Problem
Repeat the data exactly, so that every line matches the original.

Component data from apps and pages

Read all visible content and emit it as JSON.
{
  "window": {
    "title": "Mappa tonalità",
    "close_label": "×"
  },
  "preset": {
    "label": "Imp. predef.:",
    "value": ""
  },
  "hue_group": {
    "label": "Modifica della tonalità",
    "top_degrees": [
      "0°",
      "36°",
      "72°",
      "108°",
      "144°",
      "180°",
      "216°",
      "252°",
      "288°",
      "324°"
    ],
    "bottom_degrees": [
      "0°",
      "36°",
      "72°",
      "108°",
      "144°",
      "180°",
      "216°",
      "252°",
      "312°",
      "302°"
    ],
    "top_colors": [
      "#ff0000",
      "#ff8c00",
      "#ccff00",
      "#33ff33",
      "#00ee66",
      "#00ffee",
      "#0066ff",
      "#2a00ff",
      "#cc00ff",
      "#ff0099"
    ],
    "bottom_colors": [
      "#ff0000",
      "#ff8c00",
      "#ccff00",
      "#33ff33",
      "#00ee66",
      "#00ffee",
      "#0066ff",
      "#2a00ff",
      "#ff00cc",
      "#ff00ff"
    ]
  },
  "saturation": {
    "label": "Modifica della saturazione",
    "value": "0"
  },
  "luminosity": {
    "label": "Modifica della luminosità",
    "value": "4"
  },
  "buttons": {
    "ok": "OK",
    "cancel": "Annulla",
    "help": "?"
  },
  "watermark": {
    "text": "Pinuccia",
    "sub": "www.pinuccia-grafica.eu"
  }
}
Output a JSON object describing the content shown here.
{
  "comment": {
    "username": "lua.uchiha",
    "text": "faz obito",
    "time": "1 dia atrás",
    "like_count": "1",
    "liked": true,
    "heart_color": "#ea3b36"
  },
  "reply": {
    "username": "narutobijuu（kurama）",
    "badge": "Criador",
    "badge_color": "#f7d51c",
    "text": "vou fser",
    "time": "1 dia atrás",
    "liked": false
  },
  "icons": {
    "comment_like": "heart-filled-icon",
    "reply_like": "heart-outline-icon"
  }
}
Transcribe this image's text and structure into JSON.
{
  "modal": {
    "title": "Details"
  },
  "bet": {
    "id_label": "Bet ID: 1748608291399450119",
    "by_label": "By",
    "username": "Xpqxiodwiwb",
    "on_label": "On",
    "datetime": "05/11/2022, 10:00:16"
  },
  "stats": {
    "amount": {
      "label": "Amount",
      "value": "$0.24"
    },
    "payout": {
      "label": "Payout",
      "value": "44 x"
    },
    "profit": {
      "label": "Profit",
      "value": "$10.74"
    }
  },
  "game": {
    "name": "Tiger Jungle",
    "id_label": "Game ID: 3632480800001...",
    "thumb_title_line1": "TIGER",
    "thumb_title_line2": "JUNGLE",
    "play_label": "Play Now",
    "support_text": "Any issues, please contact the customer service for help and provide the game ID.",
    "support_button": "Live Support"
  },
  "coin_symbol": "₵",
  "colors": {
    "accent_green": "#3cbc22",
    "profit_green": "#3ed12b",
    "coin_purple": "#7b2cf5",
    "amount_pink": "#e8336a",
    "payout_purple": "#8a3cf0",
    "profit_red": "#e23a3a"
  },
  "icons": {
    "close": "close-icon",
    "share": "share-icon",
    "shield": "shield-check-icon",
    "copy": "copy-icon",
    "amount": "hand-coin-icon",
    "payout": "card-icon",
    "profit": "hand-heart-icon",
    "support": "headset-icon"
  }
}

Answer to this exercise
Read all visible content and emit it as JSON.
{
  "window": {
    "title": "Mappa tonalità",
    "close_label": "×"
  },
  "preset": {
    "label": "Imp. predef.:",
    "value": ""
  },
  "hue_group": {
    "label": "Modifica della tonalità",
    "top_degrees": [
      "0°",
      "36°",
      "72°",
      "108°",
      "144°",
      "180°",
      "216°",
      "252°",
      "288°",
      "324°"
    ],
    "bottom_degrees": [
      "0°",
      "36°",
      "72°",
      "108°",
      "144°",
      "180°",
      "216°",
      "252°",
      "312°",
      "302°"
    ],
    "top_colors": [
      "#ff0000",
      "#ff8c00",
      "#ccff00",
      "#33ff33",
      "#00ee66",
      "#00ffee",
      "#0066ff",
      "#2a00ff",
      "#cc00ff",
      "#ff0099"
    ],
    "bottom_colors": [
      "#ff0000",
      "#ff8c00",
      "#ccff00",
      "#33ff33",
      "#00ee66",
      "#00ffee",
      "#0066ff",
      "#2a00ff",
      "#ff00cc",
      "#ff00ff"
    ]
  },
  "saturation": {
    "label": "Modifica della saturazione",
    "value": "0"
  },
  "luminosity": {
    "label": "Modifica della luminosità",
    "value": "4"
  },
  "buttons": {
    "ok": "OK",
    "cancel": "Annulla",
    "help": "?"
  },
  "watermark": {
    "text": "Pinuccia",
    "sub": "www.pinuccia-grafica.eu"
  }
}
Output a JSON object describing the content shown here.
{
  "comment": {
    "username": "lua.uchiha",
    "text": "faz obito",
    "time": "1 dia atrás",
    "like_count": "1",
    "liked": true,
    "heart_color": "#ea3b36"
  },
  "reply": {
    "username": "narutobijuu（kurama）",
    "badge": "Criador",
    "badge_color": "#f7d51c",
    "text": "vou fser",
    "time": "1 dia atrás",
    "liked": false
  },
  "icons": {
    "comment_like": "heart-filled-icon",
    "reply_like": "heart-outline-icon"
  }
}
Transcribe this image's text and structure into JSON.
{
  "modal": {
    "title": "Details"
  },
  "bet": {
    "id_label": "Bet ID: 1748608291399450119",
    "by_label": "By",
    "username": "Xpqxiodwiwb",
    "on_label": "On",
    "datetime": "05/11/2022, 10:00:16"
  },
  "stats": {
    "amount": {
      "label": "Amount",
      "value": "$0.24"
    },
    "payout": {
      "label": "Payout",
      "value": "44 x"
    },
    "profit": {
      "label": "Profit",
      "value": "$10.74"
    }
  },
  "game": {
    "name": "Tiger Jungle",
    "id_label": "Game ID: 3632480800001...",
    "thumb_title_line1": "TIGER",
    "thumb_title_line2": "JUNGLE",
    "play_label": "Play Now",
    "support_text": "Any issues, please contact the customer service for help and provide the game ID.",
    "support_button": "Live Support"
  },
  "coin_symbol": "₵",
  "colors": {
    "accent_green": "#3cbc22",
    "profit_green": "#3ed12b",
    "coin_purple": "#7b2cf5",
    "amount_pink": "#e8336a",
    "payout_purple": "#8a3cf0",
    "profit_red": "#e23a3a"
  },
  "icons": {
    "close": "close-icon",
    "share": "share-icon",
    "shield": "shield-check-icon",
    "copy": "copy-icon",
    "amount": "hand-coin-icon",
    "payout": "card-icon",
    "profit": "hand-heart-icon",
    "support": "headset-icon"
  }
}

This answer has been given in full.